Records contained in a dataset

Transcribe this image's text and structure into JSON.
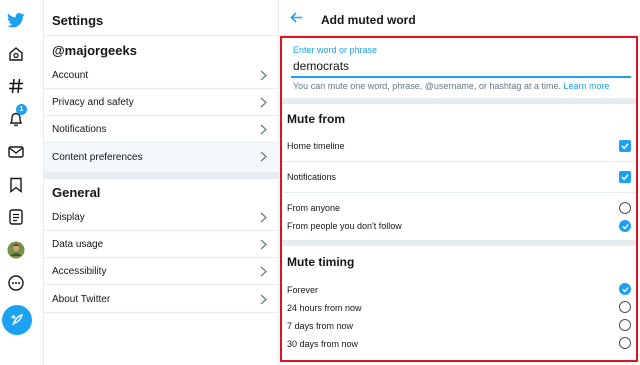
{
  "sidebar_nav": {
    "notification_badge": "1"
  },
  "settings": {
    "title": "Settings",
    "account_section": "@majorgeeks",
    "account_items": [
      {
        "label": "Account"
      },
      {
        "label": "Privacy and safety"
      },
      {
        "label": "Notifications"
      },
      {
        "label": "Content preferences"
      }
    ],
    "general_section": "General",
    "general_items": [
      {
        "label": "Display"
      },
      {
        "label": "Data usage"
      },
      {
        "label": "Accessibility"
      },
      {
        "label": "About Twitter"
      }
    ]
  },
  "panel": {
    "title": "Add muted word",
    "input": {
      "label": "Enter word or phrase",
      "value": "democrats",
      "help": "You can mute one word, phrase, @username, or hashtag at a time.",
      "learn_more": "Learn more"
    },
    "mute_from": {
      "title": "Mute from",
      "home_timeline": "Home timeline",
      "notifications": "Notifications",
      "from_anyone": "From anyone",
      "from_not_follow": "From people you don't follow"
    },
    "mute_timing": {
      "title": "Mute timing",
      "forever": "Forever",
      "h24": "24 hours from now",
      "d7": "7 days from now",
      "d30": "30 days from now"
    }
  },
  "colors": {
    "accent": "#1da1f2",
    "highlight_border": "#e0121f",
    "divider": "#e6ecf0"
  },
  "icons": [
    "twitter-bird-icon",
    "home-icon",
    "explore-hashtag-icon",
    "notifications-bell-icon",
    "messages-envelope-icon",
    "bookmarks-icon",
    "lists-icon",
    "profile-avatar-icon",
    "more-icon",
    "compose-tweet-icon",
    "back-arrow-icon",
    "chevron-right-icon"
  ]
}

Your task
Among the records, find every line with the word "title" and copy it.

Result of this task
    "title": "Settings",
    "title": "Add muted word",
      "title": "Mute from",
      "title": "Mute timing",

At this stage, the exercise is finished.